Reproduce all the entries exactly and keep the pictures out.

(Component data from apps and pages)
────────────────
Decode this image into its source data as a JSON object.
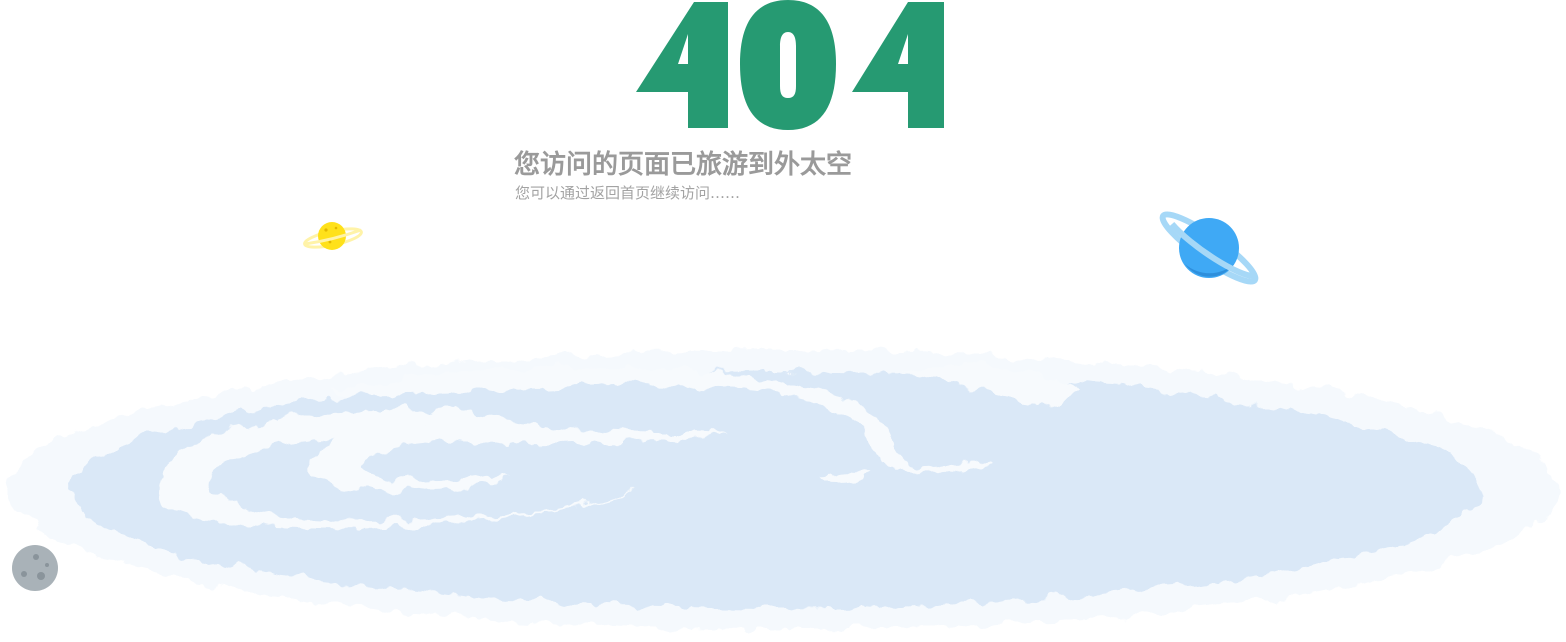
{
  "error_page": {
    "code": "404",
    "headline": "您访问的页面已旅游到外太空",
    "subline": "您可以通过返回首页继续访问……"
  },
  "colors": {
    "code": "#269a72",
    "headline": "#9a9a9a",
    "subline": "#a3a3a3",
    "ground": "#dae8f7",
    "ground_highlight": "#f5f9fd",
    "planet_yellow": "#ffe11a",
    "planet_blue": "#3fa9f5",
    "moon": "#a9b2b8"
  },
  "icons": {
    "yellow_planet": "ringed-planet-icon",
    "blue_planet": "ringed-planet-icon",
    "moon": "moon-icon"
  }
}
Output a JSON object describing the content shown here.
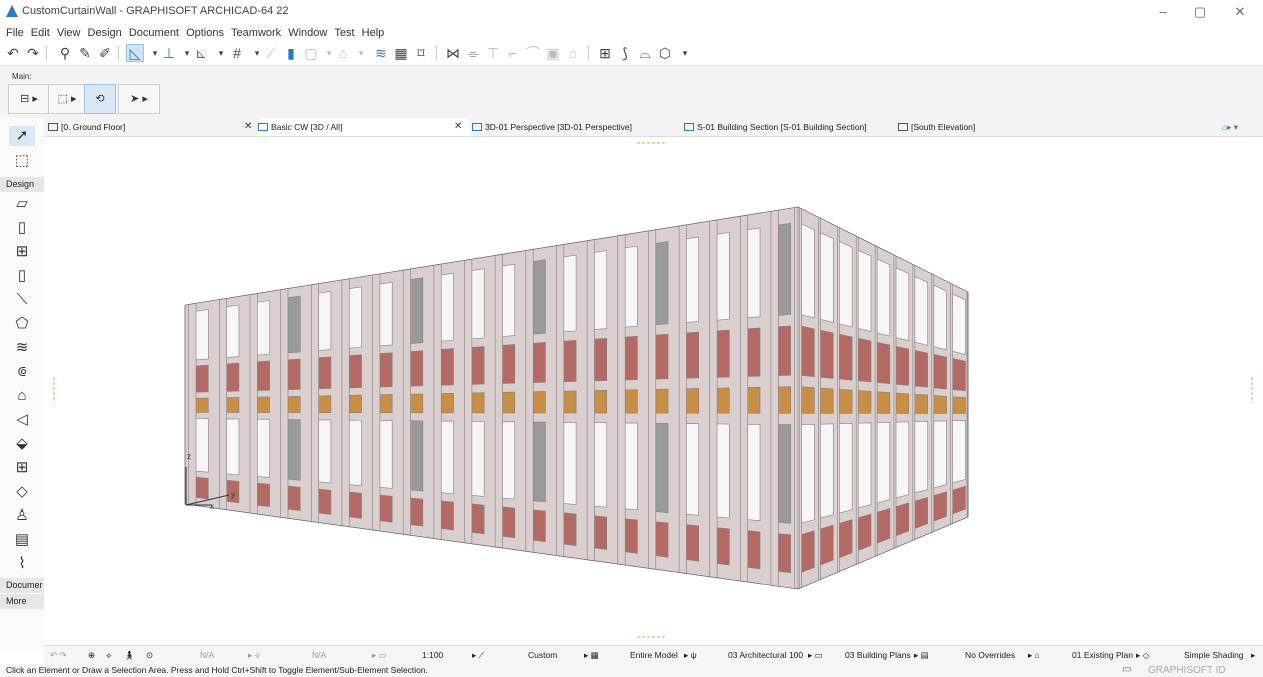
{
  "window": {
    "title": "CustomCurtainWall - GRAPHISOFT ARCHICAD-64 22",
    "controls": [
      "–",
      "▢",
      "✕"
    ]
  },
  "menu": [
    "File",
    "Edit",
    "View",
    "Design",
    "Document",
    "Options",
    "Teamwork",
    "Window",
    "Test",
    "Help"
  ],
  "infobox": {
    "main_label": "Main:"
  },
  "toolbox": {
    "design_label": "Design",
    "document_label": "Documer",
    "more_label": "More"
  },
  "tabs": [
    {
      "label": "[0. Ground Floor]",
      "active": false
    },
    {
      "label": "Basic CW [3D / All]",
      "active": true
    },
    {
      "label": "3D-01 Perspective [3D-01 Perspective]",
      "active": false
    },
    {
      "label": "S-01 Building Section [S-01 Building Section]",
      "active": false
    },
    {
      "label": "[South Elevation]",
      "active": false
    }
  ],
  "axes": {
    "z": "z",
    "x": "x",
    "y": "y"
  },
  "status": {
    "na1": "N/A",
    "na2": "N/A",
    "scale": "1:100",
    "layer_combo": "Custom",
    "model_view": "Entire Model",
    "pen_set": "03 Architectural 100",
    "mvo": "03 Building Plans",
    "overrides": "No Overrides",
    "renovation": "01 Existing Plan",
    "shading": "Simple Shading"
  },
  "help_text": "Click an Element or Draw a Selection Area. Press and Hold Ctrl+Shift to Toggle Element/Sub-Element Selection.",
  "brand": "GRAPHISOFT ID",
  "colors": {
    "accent": "#2b79c2",
    "frame": "#d9cfcf",
    "brick_panel": "#b46a64",
    "wood_panel": "#c98e45",
    "glass": "#f6f6f6",
    "concrete": "#9a9a9a"
  }
}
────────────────
Solution for this task:
Decode this image into its source data as a JSON object.
{
  "error_page": {
    "code": "404",
    "headline": "您访问的页面已旅游到外太空",
    "subline": "您可以通过返回首页继续访问……"
  },
  "colors": {
    "code": "#269a72",
    "headline": "#9a9a9a",
    "subline": "#a3a3a3",
    "ground": "#dae8f7",
    "ground_highlight": "#f5f9fd",
    "planet_yellow": "#ffe11a",
    "planet_blue": "#3fa9f5",
    "moon": "#a9b2b8"
  },
  "icons": {
    "yellow_planet": "ringed-planet-icon",
    "blue_planet": "ringed-planet-icon",
    "moon": "moon-icon"
  }
}
Output a JSON object describing the content shown here.
{
  "window": {
    "title": "CustomCurtainWall - GRAPHISOFT ARCHICAD-64 22",
    "controls": [
      "–",
      "▢",
      "✕"
    ]
  },
  "menu": [
    "File",
    "Edit",
    "View",
    "Design",
    "Document",
    "Options",
    "Teamwork",
    "Window",
    "Test",
    "Help"
  ],
  "infobox": {
    "main_label": "Main:"
  },
  "toolbox": {
    "design_label": "Design",
    "document_label": "Documer",
    "more_label": "More"
  },
  "tabs": [
    {
      "label": "[0. Ground Floor]",
      "active": false
    },
    {
      "label": "Basic CW [3D / All]",
      "active": true
    },
    {
      "label": "3D-01 Perspective [3D-01 Perspective]",
      "active": false
    },
    {
      "label": "S-01 Building Section [S-01 Building Section]",
      "active": false
    },
    {
      "label": "[South Elevation]",
      "active": false
    }
  ],
  "axes": {
    "z": "z",
    "x": "x",
    "y": "y"
  },
  "status": {
    "na1": "N/A",
    "na2": "N/A",
    "scale": "1:100",
    "layer_combo": "Custom",
    "model_view": "Entire Model",
    "pen_set": "03 Architectural 100",
    "mvo": "03 Building Plans",
    "overrides": "No Overrides",
    "renovation": "01 Existing Plan",
    "shading": "Simple Shading"
  },
  "help_text": "Click an Element or Draw a Selection Area. Press and Hold Ctrl+Shift to Toggle Element/Sub-Element Selection.",
  "brand": "GRAPHISOFT ID",
  "colors": {
    "accent": "#2b79c2",
    "frame": "#d9cfcf",
    "brick_panel": "#b46a64",
    "wood_panel": "#c98e45",
    "glass": "#f6f6f6",
    "concrete": "#9a9a9a"
  }
}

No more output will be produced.